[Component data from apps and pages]
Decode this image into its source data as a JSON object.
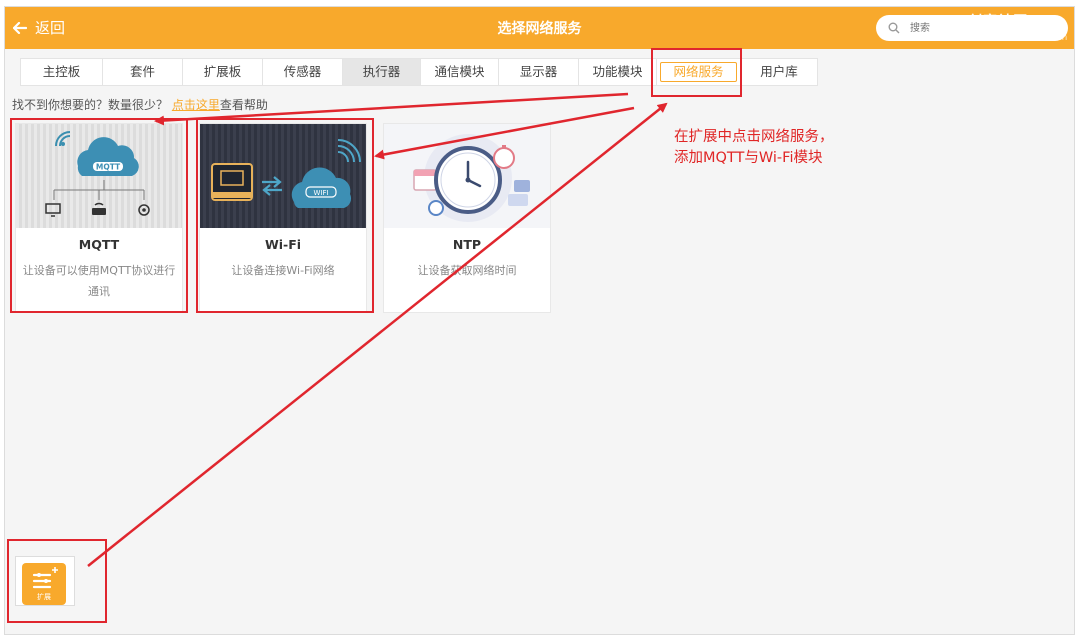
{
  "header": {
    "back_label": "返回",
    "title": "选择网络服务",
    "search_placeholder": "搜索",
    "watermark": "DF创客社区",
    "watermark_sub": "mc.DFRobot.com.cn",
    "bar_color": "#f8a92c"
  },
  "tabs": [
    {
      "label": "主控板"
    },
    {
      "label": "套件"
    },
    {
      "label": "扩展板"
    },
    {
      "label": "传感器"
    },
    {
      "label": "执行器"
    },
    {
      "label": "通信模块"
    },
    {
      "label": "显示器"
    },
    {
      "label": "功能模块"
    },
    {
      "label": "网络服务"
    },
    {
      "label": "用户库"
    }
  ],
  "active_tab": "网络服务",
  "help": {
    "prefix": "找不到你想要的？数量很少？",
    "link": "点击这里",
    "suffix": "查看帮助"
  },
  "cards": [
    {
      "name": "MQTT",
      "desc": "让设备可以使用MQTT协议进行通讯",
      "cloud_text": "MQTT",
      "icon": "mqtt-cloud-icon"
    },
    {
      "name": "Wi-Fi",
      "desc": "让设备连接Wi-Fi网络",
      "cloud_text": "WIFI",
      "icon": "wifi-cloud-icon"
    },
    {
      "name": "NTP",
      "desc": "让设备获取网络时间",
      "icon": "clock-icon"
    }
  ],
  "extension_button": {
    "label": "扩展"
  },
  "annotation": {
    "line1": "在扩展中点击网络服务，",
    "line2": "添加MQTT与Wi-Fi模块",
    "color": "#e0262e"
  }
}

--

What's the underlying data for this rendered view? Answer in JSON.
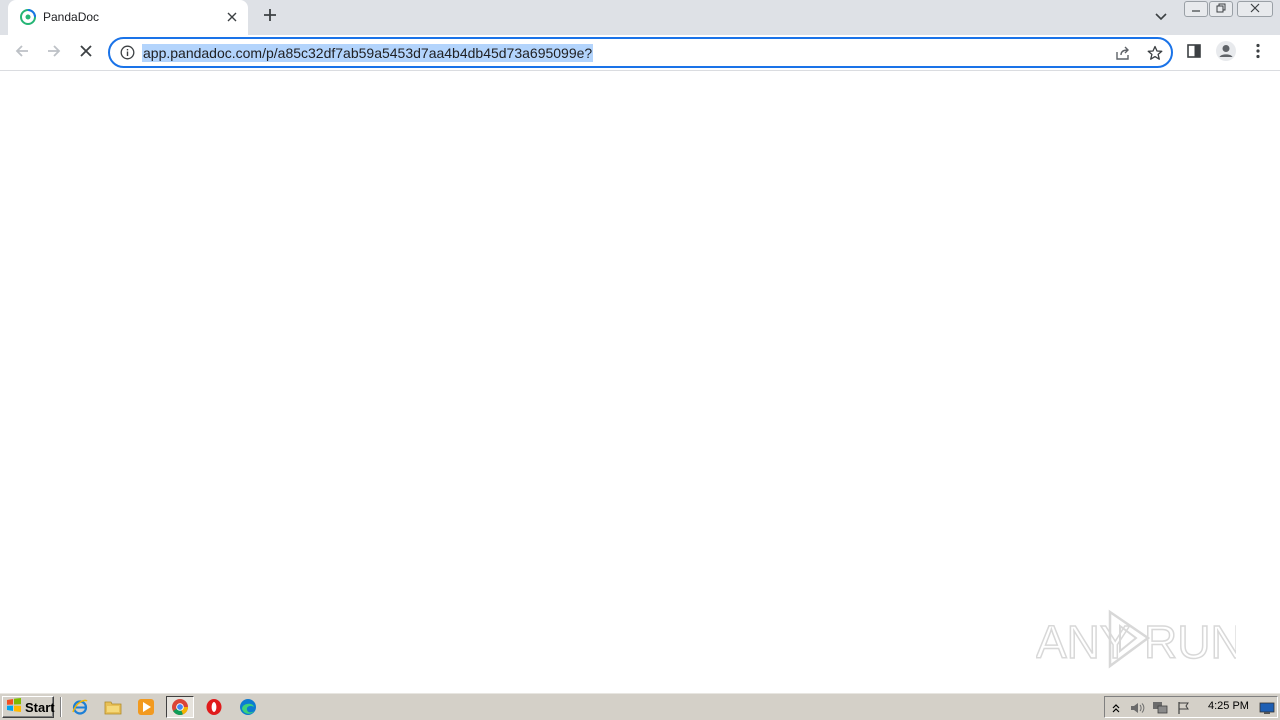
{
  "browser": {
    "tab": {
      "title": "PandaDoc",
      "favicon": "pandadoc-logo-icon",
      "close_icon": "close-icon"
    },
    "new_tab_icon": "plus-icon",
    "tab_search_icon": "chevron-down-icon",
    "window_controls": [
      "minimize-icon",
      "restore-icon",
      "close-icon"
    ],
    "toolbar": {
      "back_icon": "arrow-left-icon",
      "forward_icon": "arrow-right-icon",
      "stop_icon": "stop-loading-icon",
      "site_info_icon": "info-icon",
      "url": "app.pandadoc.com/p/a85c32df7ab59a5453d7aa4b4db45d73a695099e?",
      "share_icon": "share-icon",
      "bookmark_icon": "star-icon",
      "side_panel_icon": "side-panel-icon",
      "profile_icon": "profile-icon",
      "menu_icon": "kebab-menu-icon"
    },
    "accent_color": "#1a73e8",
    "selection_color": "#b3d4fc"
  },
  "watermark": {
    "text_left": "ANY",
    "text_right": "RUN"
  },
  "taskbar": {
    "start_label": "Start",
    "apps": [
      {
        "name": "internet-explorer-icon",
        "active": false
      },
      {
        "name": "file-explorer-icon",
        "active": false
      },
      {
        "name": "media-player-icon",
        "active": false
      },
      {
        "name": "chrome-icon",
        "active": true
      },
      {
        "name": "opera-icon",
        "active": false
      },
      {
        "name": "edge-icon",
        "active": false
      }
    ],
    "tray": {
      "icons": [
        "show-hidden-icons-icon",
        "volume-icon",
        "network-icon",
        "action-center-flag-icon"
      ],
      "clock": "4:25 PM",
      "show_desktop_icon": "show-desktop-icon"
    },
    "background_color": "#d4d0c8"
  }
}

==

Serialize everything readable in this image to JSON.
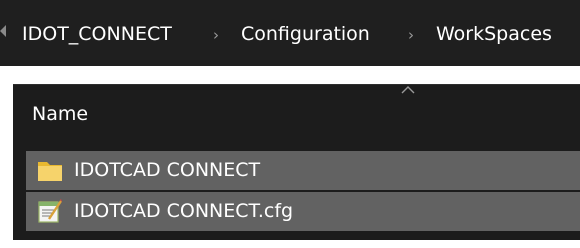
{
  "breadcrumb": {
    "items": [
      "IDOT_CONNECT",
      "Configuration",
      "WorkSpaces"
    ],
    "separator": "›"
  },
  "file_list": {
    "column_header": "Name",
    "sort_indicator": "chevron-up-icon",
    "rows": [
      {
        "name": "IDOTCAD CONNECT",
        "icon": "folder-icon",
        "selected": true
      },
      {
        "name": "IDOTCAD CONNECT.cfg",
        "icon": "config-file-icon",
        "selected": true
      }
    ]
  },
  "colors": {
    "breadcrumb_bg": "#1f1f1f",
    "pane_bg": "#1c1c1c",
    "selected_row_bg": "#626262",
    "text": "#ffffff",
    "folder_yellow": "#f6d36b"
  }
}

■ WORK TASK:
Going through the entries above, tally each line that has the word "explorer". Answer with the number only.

■ RESPONSE:
2